Monday, June 28, 2010
Angry voters are everywhere.
Watch any cable news chat show, read any political blog or peruse the pages of any major newspaper and you will be bombarded with headlines about how the American electorate is mad as hell and not going to take it anymore.
But is all the coverage right? Are voters more angry now than they were in, say, 2006 or 2008? And is anger the right emotion to describe what is clearly roiling an electorate that has thrown three House members, two senators and a governor out of office so far this year?
Yes and no, according to pollsters on both sides of the aisle.
Describing voters as "angry" is both too narrow and too broad. Too narrow because there are a range of other emotions -- anxiety, frustration, doubt -- intermingling with the anger, and too broad in that the truly angry voters appear to be largely bunched on the Republican side.
Let's take on the "too narrow" aspect of the equation first.
"I'm not sure that [voters are] more 'angry' than in previous cycles," said Michael Bocian, a Democratic pollster with Greenberg Quinlan Rosner Research. "What I'm seeing is that they're frustrated with what's happening in their lives -- bad economy, high unemployment -- and disappointed that the change they hoped for hasn't arrived."
(Bocian's point affirms a belief long held in political circles -- that the same "change" voters who put Barack Obama in the White House in 2008 helped elect Scott Brown to the Senate from Massachusetts earlier this year.)
John McLaughlin, a GOP pollster who does work for House Republicans, echoed Bocian's sentiment. "The trend for the majority of voters is anxious," he said, adding that the critical voting bloc in the fall will be the 25 percent of voters who voted for Obama in 2008, are planning to vote in 2010 and are not inclined to cast a ballot for Democrats. "They are worried, concerned and pessimistic," McLaughlin said.

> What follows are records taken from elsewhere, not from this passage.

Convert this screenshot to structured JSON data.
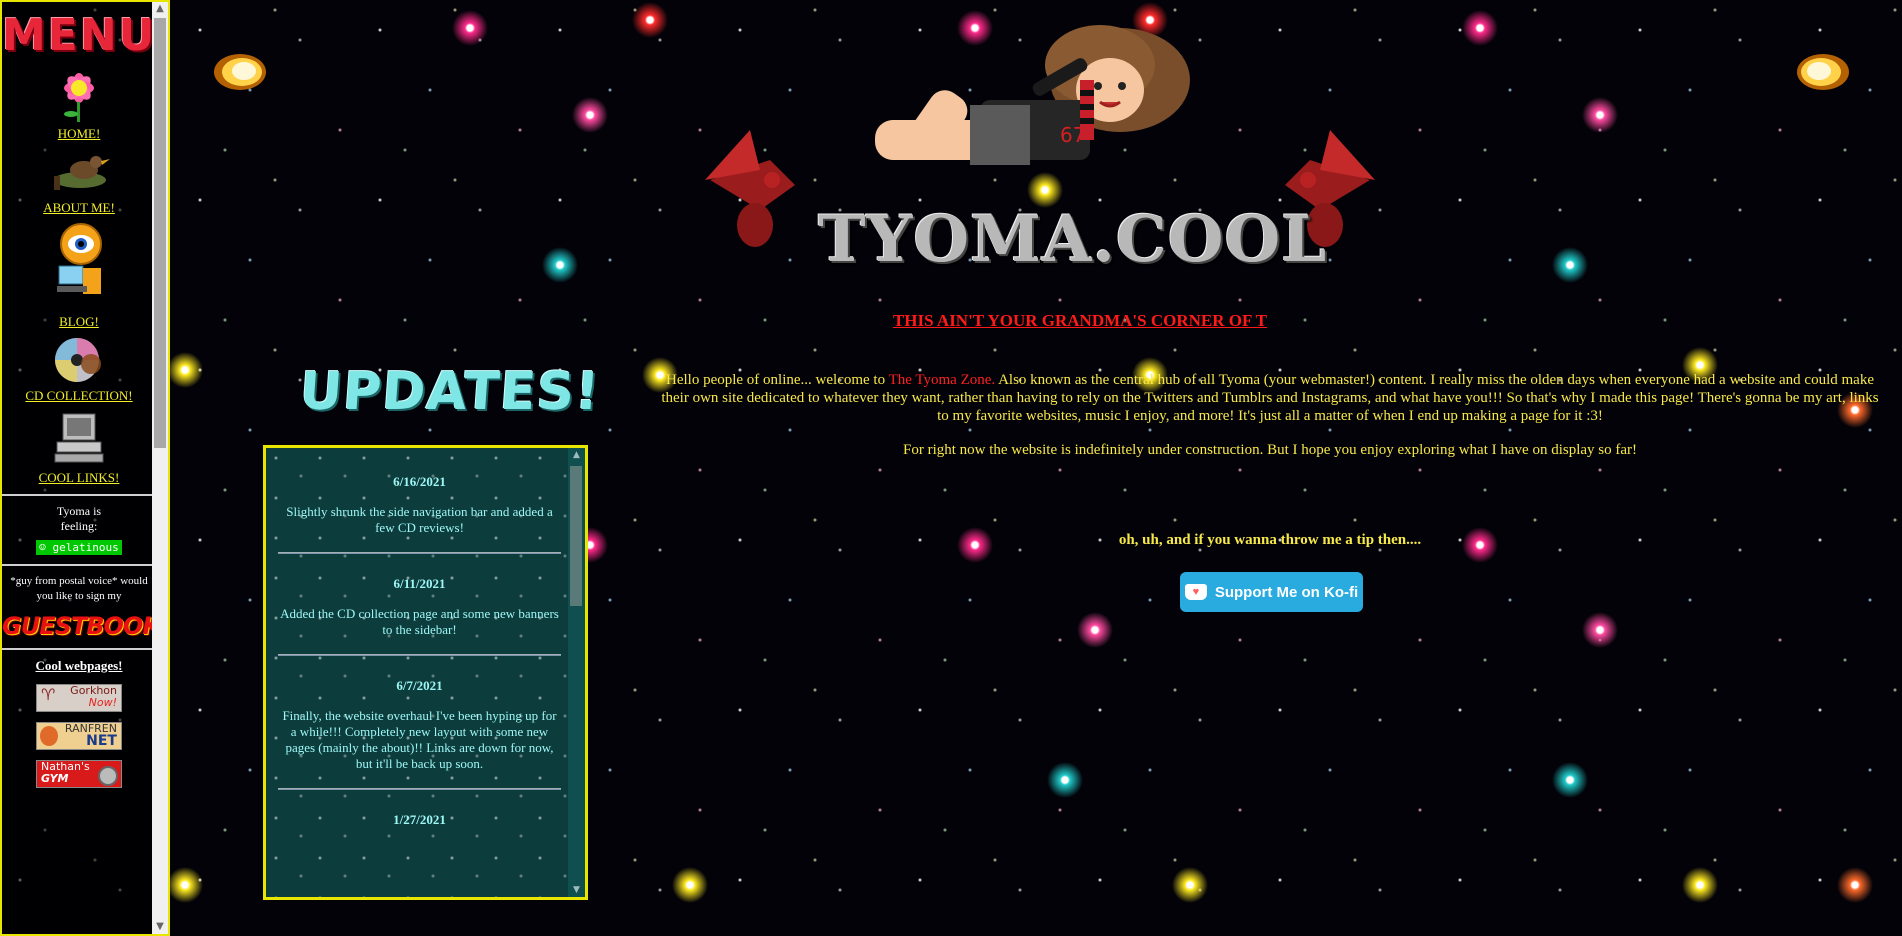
{
  "sidebar": {
    "menu_title": "MENU",
    "nav": [
      {
        "label": "HOME!",
        "icon": "flower-icon"
      },
      {
        "label": "ABOUT ME!",
        "icon": "bird-icon"
      },
      {
        "label": "BLOG!",
        "icon": "eye-computer-icon"
      },
      {
        "label": "CD COLLECTION!",
        "icon": "cd-icon"
      },
      {
        "label": "COOL LINKS!",
        "icon": "computer-icon"
      }
    ],
    "status_label": "Tyoma is feeling:",
    "status_value": "gelatinous",
    "guestbook_prompt": "*guy from postal voice* would you like to sign my",
    "guestbook_label": "GUESTBOOK?",
    "cool_webpages_title": "Cool webpages!",
    "buttons": [
      {
        "line1": "Gorkhon",
        "line2": "Now!"
      },
      {
        "line1": "RANFREN",
        "line2": "NET"
      },
      {
        "line1": "Nathan's",
        "line2": "GYM"
      }
    ]
  },
  "header": {
    "site_title": "TYOMA.COOL",
    "tagline": "THIS AIN'T YOUR GRANDMA'S CORNER OF T"
  },
  "intro": {
    "p1_before": "Hello people of online... welcome to ",
    "p1_highlight": "The Tyoma Zone.",
    "p1_after": " Also known as the central hub of all Tyoma (your webmaster!) content. I really miss the olden days when everyone had a website and could make their own site dedicated to whatever they want, rather than having to rely on the Twitters and Tumblrs and Instagrams, and what have you!!! So that's why I made this page! There's gonna be my art, links to my favorite websites, music I enjoy, and more! It's just all a matter of when I end up making a page for it :3!",
    "p2": "For right now the website is indefinitely under construction. But I hope you enjoy exploring what I have on display so far!"
  },
  "tip": {
    "text": "oh, uh, and if you wanna throw me a tip then....",
    "kofi_label": "Support Me on Ko-fi"
  },
  "updates": {
    "title": "UPDATES!",
    "entries": [
      {
        "date": "6/16/2021",
        "text": "Slightly shrunk the side navigation bar and added a few CD reviews!"
      },
      {
        "date": "6/11/2021",
        "text": "Added the CD collection page and some new banners to the sidebar!"
      },
      {
        "date": "6/7/2021",
        "text": "Finally, the website overhaul I've been hyping up for a while!!! Completely new layout with some new pages (mainly the about)!! Links are down for now, but it'll be back up soon."
      },
      {
        "date": "1/27/2021",
        "text": ""
      }
    ]
  },
  "colors": {
    "accent_yellow": "#e8e600",
    "link_yellow": "#f2ef28",
    "title_red": "#ff1a1a",
    "kofi_blue": "#29abe0",
    "updates_cyan": "#9ff7f7",
    "updates_bg": "#0c3c3c"
  }
}
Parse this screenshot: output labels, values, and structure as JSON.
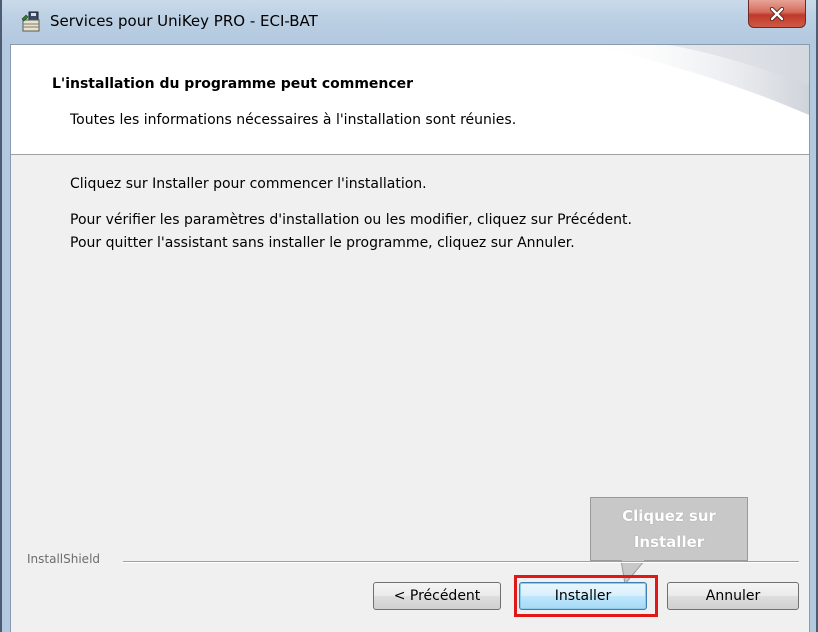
{
  "window": {
    "title": "Services pour UniKey PRO - ECI-BAT",
    "app_icon": "installer-icon",
    "close_icon": "close-icon"
  },
  "header": {
    "title": "L'installation du programme peut commencer",
    "subtitle": "Toutes les informations nécessaires à l'installation sont réunies."
  },
  "body": {
    "paragraphs": [
      "Cliquez sur Installer pour commencer l'installation.",
      "Pour vérifier les paramètres d'installation ou les modifier, cliquez sur Précédent.",
      "Pour quitter l'assistant sans installer le programme, cliquez sur Annuler."
    ]
  },
  "footer": {
    "brand": "InstallShield",
    "buttons": {
      "back": "< Précédent",
      "install": "Installer",
      "cancel": "Annuler"
    }
  },
  "annotation": {
    "callout_lines": [
      "Cliquez sur",
      "Installer"
    ],
    "highlight_color": "#e01818"
  },
  "colors": {
    "title_bar": "#bcd0e4",
    "close_button": "#c0392b",
    "dialog_background": "#f0f0f0",
    "callout_background": "#c8c8c8"
  }
}
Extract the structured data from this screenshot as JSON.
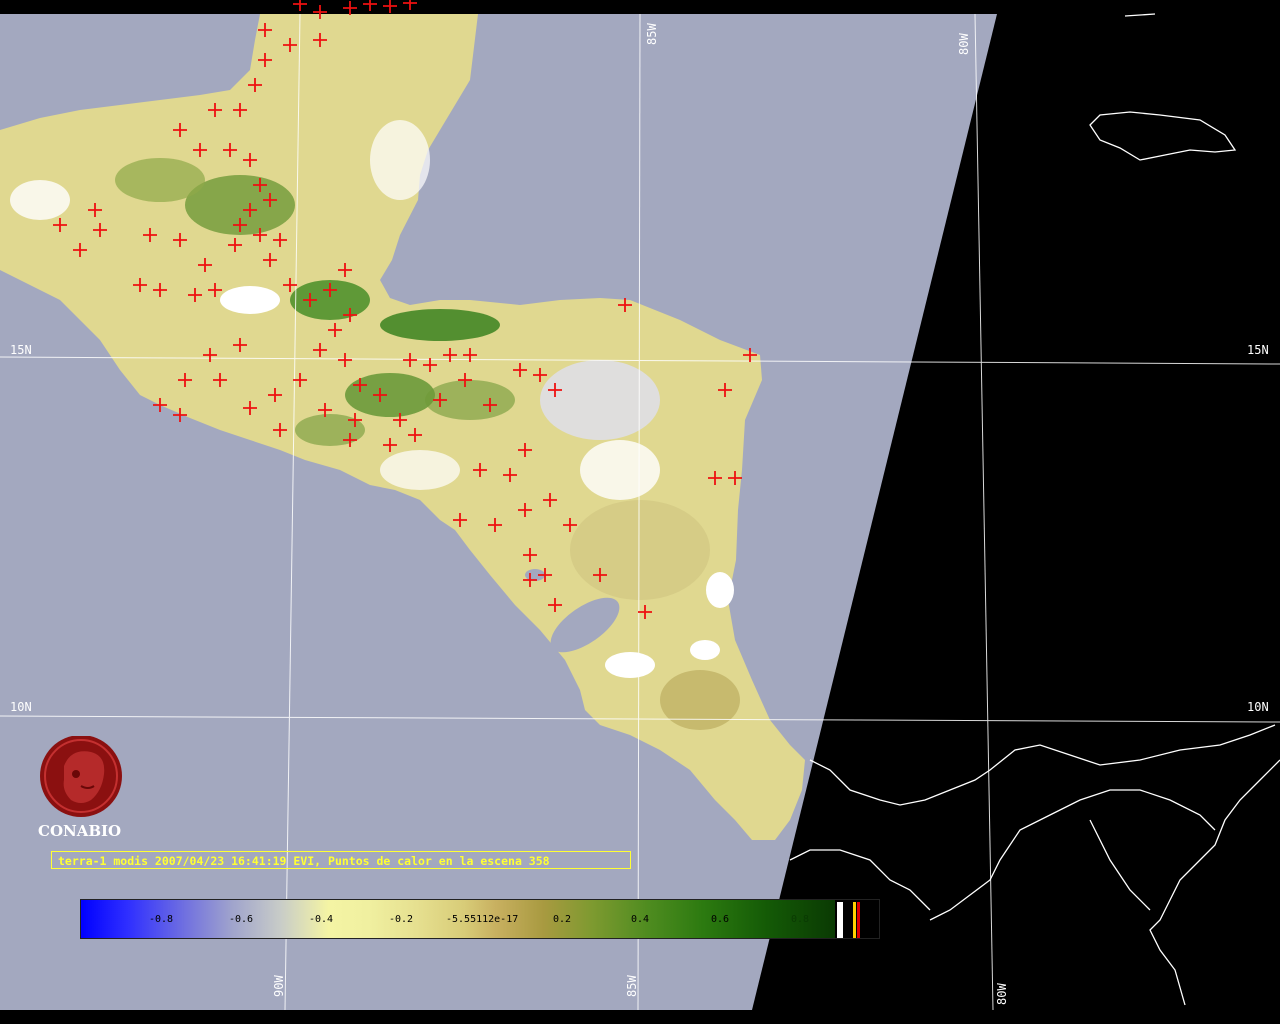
{
  "latitude_labels": {
    "lat15_left": "15N",
    "lat15_right": "15N",
    "lat10_left": "10N",
    "lat10_right": "10N"
  },
  "longitude_labels": {
    "lon85_top": "85W",
    "lon80_top": "80W",
    "lon90_bottom": "90W",
    "lon85_bottom": "85W",
    "lon80_bottom": "80W"
  },
  "logo": {
    "text": "CONABIO"
  },
  "caption": {
    "text": "terra-1 modis 2007/04/23 16:41:19 EVI, Puntos de calor en la escena 358"
  },
  "colorbar": {
    "ticks": [
      "-0.8",
      "-0.6",
      "-0.4",
      "-0.2",
      "-5.55112e-17",
      "0.2",
      "0.4",
      "0.6",
      "0.8"
    ],
    "colors": {
      "min": "#0000ff",
      "mid": "#f4f4a4",
      "max": "#0a3a03"
    }
  },
  "colors": {
    "ocean": "#a3a8bf",
    "land_dry": "#e0d890",
    "land_green": "#2f7d18",
    "hotspot": "#ee1111",
    "no_data": "#000000",
    "grid": "#ffffff"
  }
}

National polling bears out that pessimism and anxiety. In a recent NBC-Wall Street Journal poll, less than one in three respondents (29 percent) said the country was headed in the right direction, while 65 percent said it was on the wrong track. And in a Washington Post-ABC poll earlier this month, 45 percent described themselves as "dissatisfied" with how the federal government works, and 25 percent described themselves as "angry." (Worth noting: Just 2 percent said they were "enthusiastic" about the workings of the federal government, and 28 percent said they were "satisfied.")
And that gets us to the "too broad" problem with the "voters are angry" narrative. More accurately, some people are angry. Even more accurate: Republicans are angry.
Wes Anderson, a Republican pollster, compared focus groups he analyzed for the Republican National Committee in 2008 that showed "angry Democrats, frustrated independents and apathetic Republicans" with recent surveys that show "depressed Democrats, even more frustrated independents and angry Republicans."
A National Public Radio survey in 70 of the most competitive congressional districts -- conducted jointly by Democratic pollster Stan Greenberg and Republican pollster Glen Bolger -- underlines Anderson's point. In the 60 districts included in the poll currently represented by Democrats, 62 percent of Republicans described themselves as enthusiastic about the coming elections, compared with 37 percent of Democrats. In his analysis of the poll, Bolger noted that while Republicans held a five-point edge in all of the Democratic districts on the generic ballot question -- "Would you vote for an unnamed Republican or an unnamed Democrat for Congress?" -- that margin grew to a 14-point edge for the GOP among the most interested voters.
"If the question is whether or not voters are any angrier [in recent elections], the answer is no -- it's just a different group of the electorate is mad," Bolger told the Fix in a recent interview. (A recent CNN poll provides a "pox on both your houses" counterweight to that theory, with more than half -- 53 percent -- expressing anger with Democrats and Republicans.
Passion -- whether it be anger, frustration or something else -- is a valuable commodity in historically low-turnout midterm elections. The Republican base is, without question, ready to send a message to President Obama this fall. The central question is whether Democrats can find a way to match that intensity, rallying their base in advance of November.